Gulf | Bahrain

Sponsored By

Bahrain detention centres get CCTV

Measure denotes commitment to new human rights culture

  • By Habib Toumi Bureau Chief
  • Published: 15:44 July 28, 2013
  • Gulf News

  • Image Credit: AFP
  • Bahraini MP's and Shura council members attend an extraordinary special meeting of the Bahraini Shura Council and House of Representatives in Manama, on July 28, 2013.

Manama: Bahrain’s interior ministry has installed closed-circuit television (CCTV) cameras at police detention centres as recommended by its ombudsman. The recommendation called for equipping buildings, corridors and prison cells and the Dry Dock detention centre with surveillance cameras to ensure legal guarantees and basic needs for prisoners and detainees.

The ombudsman said in a statement that they had started monitoring detention and reformation centres and that cameras had been installed in interrogation rooms. “The measure is in line with the recommendations made by the Bahrain Independent Commission of Inquiry (BICI),” the ombudsman said. The international fact-finding commission was set up by King Hamad Bin Eisa Al Khalifa in June 2011 to look into the events that occurred in Bahrain in February and March. Following four months of fieldwork and thousands of interviews, the BICI released in November a searing report that recommended impressive changes to improve the situation and ensure that the dramatic events are not repeated. Bahrain officially accepted the report and set up its own commission to monitor the implementation of the recommendations.

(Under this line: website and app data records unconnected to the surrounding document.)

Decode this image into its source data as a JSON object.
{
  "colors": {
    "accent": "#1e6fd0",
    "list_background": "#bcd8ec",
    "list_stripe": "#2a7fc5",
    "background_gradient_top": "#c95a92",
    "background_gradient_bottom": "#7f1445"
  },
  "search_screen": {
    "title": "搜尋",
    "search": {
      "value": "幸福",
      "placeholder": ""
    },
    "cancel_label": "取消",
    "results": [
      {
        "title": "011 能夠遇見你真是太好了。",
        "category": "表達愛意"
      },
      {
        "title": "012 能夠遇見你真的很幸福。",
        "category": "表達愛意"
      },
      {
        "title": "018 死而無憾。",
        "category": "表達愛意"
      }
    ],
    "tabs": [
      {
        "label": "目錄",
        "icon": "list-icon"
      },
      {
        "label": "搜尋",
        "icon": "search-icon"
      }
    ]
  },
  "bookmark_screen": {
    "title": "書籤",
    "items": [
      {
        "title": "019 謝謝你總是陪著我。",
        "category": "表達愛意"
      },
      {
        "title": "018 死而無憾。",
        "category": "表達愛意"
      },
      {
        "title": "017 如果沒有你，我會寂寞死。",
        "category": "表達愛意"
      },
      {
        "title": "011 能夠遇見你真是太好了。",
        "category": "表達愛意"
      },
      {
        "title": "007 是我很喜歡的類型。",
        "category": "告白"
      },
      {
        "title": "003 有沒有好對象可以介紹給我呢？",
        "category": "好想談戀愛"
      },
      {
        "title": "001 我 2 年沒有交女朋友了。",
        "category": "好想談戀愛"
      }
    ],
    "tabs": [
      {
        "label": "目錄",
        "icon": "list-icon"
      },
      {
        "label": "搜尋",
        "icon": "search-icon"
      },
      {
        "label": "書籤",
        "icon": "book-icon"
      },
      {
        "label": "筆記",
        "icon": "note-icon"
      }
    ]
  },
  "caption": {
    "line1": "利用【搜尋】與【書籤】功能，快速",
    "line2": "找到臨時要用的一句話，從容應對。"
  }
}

The interior ministry said that it had introduced several far-reaching changes to improve the mindset of its staff and elevate practices to international standards. Experts from Western countries were recruited to help with the changes and the accountability culture enshrined in a code of ethics. The ombudsman was set up to help tackle problems related to misconduct and abuses.

The ministry said that it had acted on the recommendation to install surveillance cameras in line with the commitment to human rights and the development of reform and rehabilitation centres within the appropriate local and international legal frameworks and standards. The ombudsman, formally launched in July, takes up cases filed by Bahrainis, expatriates and visitors to the kingdom against interior ministry personnel, both in uniform and civilians, and will examine complaints related to death or severe physical harm. It also takes up cases proactively and does not have to wait for filing of complaints. The ombudsman makes both announced and unannounced inspection visits to prisons and detention centres.

 

Gulf News
News Editor's choice
Gulf weather